Student loans face timebomb, says Labour
The coalition is facing a student loans repayment "timebomb" which could prove electorally "catastrophic" for the Liberal Democrats, Labour has warned.
The government has said this week about 45% of university graduates would not earn enough to repay loans.
Shadow business secretary Chuka Umunna told the BBC raising fees in England to £9,000 a year might end up costing taxpayers more than the old system.
But Treasury minister Danny Alexander said numbers "move around a lot".
Under the new system, students do not pay the fees upfront and only start repaying when they are earning at least £21,000 a year.
If the proportion of graduates not doing so reaches 48.6%, experts calculate that the government will lose more money than it gained by increasing fees in England to £9,000 a year.

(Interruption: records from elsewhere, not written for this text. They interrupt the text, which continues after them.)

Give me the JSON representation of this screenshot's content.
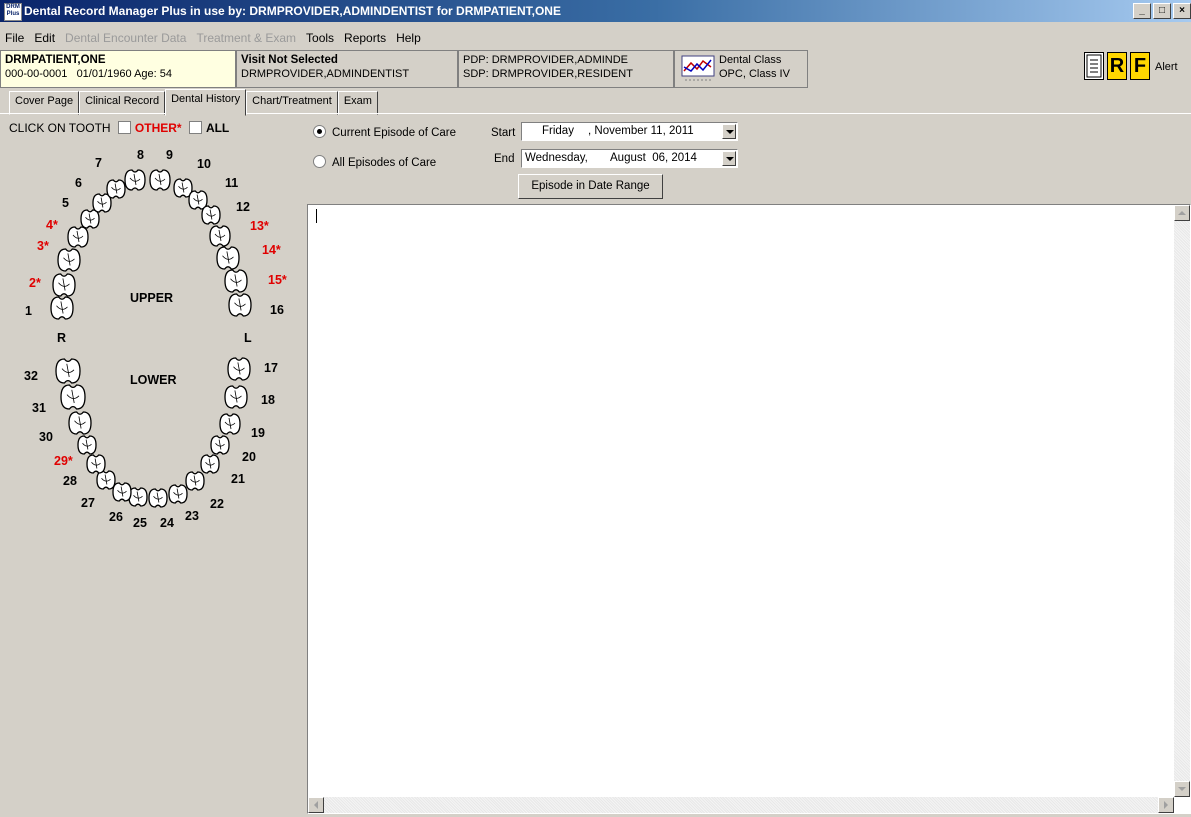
{
  "window": {
    "title": "Dental Record Manager Plus in use by: DRMPROVIDER,ADMINDENTIST for DRMPATIENT,ONE",
    "icon_text": "DRM Plus"
  },
  "menu": [
    {
      "label": "File",
      "disabled": false
    },
    {
      "label": "Edit",
      "disabled": false
    },
    {
      "label": "Dental Encounter Data",
      "disabled": true
    },
    {
      "label": "Treatment & Exam",
      "disabled": true
    },
    {
      "label": "Tools",
      "disabled": false
    },
    {
      "label": "Reports",
      "disabled": false
    },
    {
      "label": "Help",
      "disabled": false
    }
  ],
  "patient": {
    "name": "DRMPATIENT,ONE",
    "id": "000-00-0001",
    "dob": "01/01/1960",
    "age_label": "Age:",
    "age": "54"
  },
  "visit": {
    "title": "Visit Not Selected",
    "provider": "DRMPROVIDER,ADMINDENTIST"
  },
  "providers": {
    "pdp": "PDP: DRMPROVIDER,ADMINDE",
    "sdp": "SDP: DRMPROVIDER,RESIDENT"
  },
  "dental_class": {
    "line1": "Dental Class",
    "line2": "OPC, Class IV"
  },
  "toolbar": {
    "notes_icon": "notes-icon",
    "r_label": "R",
    "f_label": "F",
    "alert_label": "Alert"
  },
  "tabs": [
    {
      "label": "Cover Page",
      "active": false
    },
    {
      "label": "Clinical Record",
      "active": false
    },
    {
      "label": "Dental History",
      "active": true
    },
    {
      "label": "Chart/Treatment",
      "active": false
    },
    {
      "label": "Exam",
      "active": false
    }
  ],
  "tooth_panel": {
    "click_label": "CLICK ON TOOTH",
    "other_label": "OTHER*",
    "all_label": "ALL",
    "upper_label": "UPPER",
    "lower_label": "LOWER",
    "right_label": "R",
    "left_label": "L",
    "teeth": [
      {
        "n": "1",
        "red": false
      },
      {
        "n": "2*",
        "red": true
      },
      {
        "n": "3*",
        "red": true
      },
      {
        "n": "4*",
        "red": true
      },
      {
        "n": "5",
        "red": false
      },
      {
        "n": "6",
        "red": false
      },
      {
        "n": "7",
        "red": false
      },
      {
        "n": "8",
        "red": false
      },
      {
        "n": "9",
        "red": false
      },
      {
        "n": "10",
        "red": false
      },
      {
        "n": "11",
        "red": false
      },
      {
        "n": "12",
        "red": false
      },
      {
        "n": "13*",
        "red": true
      },
      {
        "n": "14*",
        "red": true
      },
      {
        "n": "15*",
        "red": true
      },
      {
        "n": "16",
        "red": false
      },
      {
        "n": "17",
        "red": false
      },
      {
        "n": "18",
        "red": false
      },
      {
        "n": "19",
        "red": false
      },
      {
        "n": "20",
        "red": false
      },
      {
        "n": "21",
        "red": false
      },
      {
        "n": "22",
        "red": false
      },
      {
        "n": "23",
        "red": false
      },
      {
        "n": "24",
        "red": false
      },
      {
        "n": "25",
        "red": false
      },
      {
        "n": "26",
        "red": false
      },
      {
        "n": "27",
        "red": false
      },
      {
        "n": "28",
        "red": false
      },
      {
        "n": "29*",
        "red": true
      },
      {
        "n": "30",
        "red": false
      },
      {
        "n": "31",
        "red": false
      },
      {
        "n": "32",
        "red": false
      }
    ]
  },
  "episode": {
    "current_label": "Current Episode of Care",
    "all_label": "All Episodes of Care",
    "selected": "current",
    "start_label": "Start",
    "start_day": "Friday",
    "start_date": ", November 11, 2011",
    "end_label": "End",
    "end_day": "Wednesday,",
    "end_date": "August  06, 2014",
    "range_button": "Episode in Date Range"
  },
  "history_text": ""
}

Mr Umunna told BBC One's Andrew Marr Show: "I think this is actually catastrophic, for the Liberal Democrats in particular, because having trebled tuition fees in the name of reducing the deficit and saving the exchequer money, you are are at best seeing it raise little money at all; at worst actually costing more.
"What this is is a student loan time bomb that is actually already exploding under the government."
The Liberal Democrat leadership backed the rise in fees, despite a general election manifesto commitment not to do so.
The party says this was necessary, as part of a coalition with the Conservatives, to help deal with the budget deficit left by the last Labour government and to provide a financially stable future for higher education.
Mr Alexander, himself a Liberal Democrat, told the Andrew Marr Show the figures were based on projections of what might happen to graduate incomes in 35 years' time, "so these numbers do move around a lot".
He also said: "The figure that we are most pleased with is that we are seeing more people from disadvantaged backgrounds going into higher education than ever before."
He said changes under the coalition had "enabled universities to be financially sustainable".
Universities minister David Willetts rejected calls for the £21,000 threshold to be lowered to increase the amount of money recouped, saying we "do not have to take those types of decisions".
"I think this is a sustainable system," he told Channel 4 News. "It is a far more sustainable system than any alternative.
"The people who want to return to the old system are saying we should write off 100% of the money and hand over grants to universities in the old way."
He added: "The exact forecasts will bounce around depending on exactly what people are forecasting for earnings 35 years out... I can envisage in the future. if graduate earnings pick up and rise more than forecast, that the amount we are going to collect back will improve."
Economics consultancy London Economics said the "tipping point" at which the costs of the new system would exceed those of the old one would be reached if 48.6% of all student loans were not repaid.
The estimates have been calculated to take account of the change to higher education funding in 2012-13, when universities in England were allowed almost to triple yearly fees to £9,000.
The rules are different elsewhere in the UK. Students from Northern Ireland who also study there will pay a maximum of £3,685 in 2014-15, while Scottish students pay no fees if they study in Scotland.
But students from Scotland or Northern Ireland can be charged up to £9,000 if they study elsewhere in the UK, and the same is true for students from elsewhere in the UK studying in Northern Ireland or Scotland.
Students in Wales pay a maximum of £3,685 towards their tuition, regardless of where they study in the UK, with the remainder of the fee covered by a grant funded by the Welsh government and local authorities.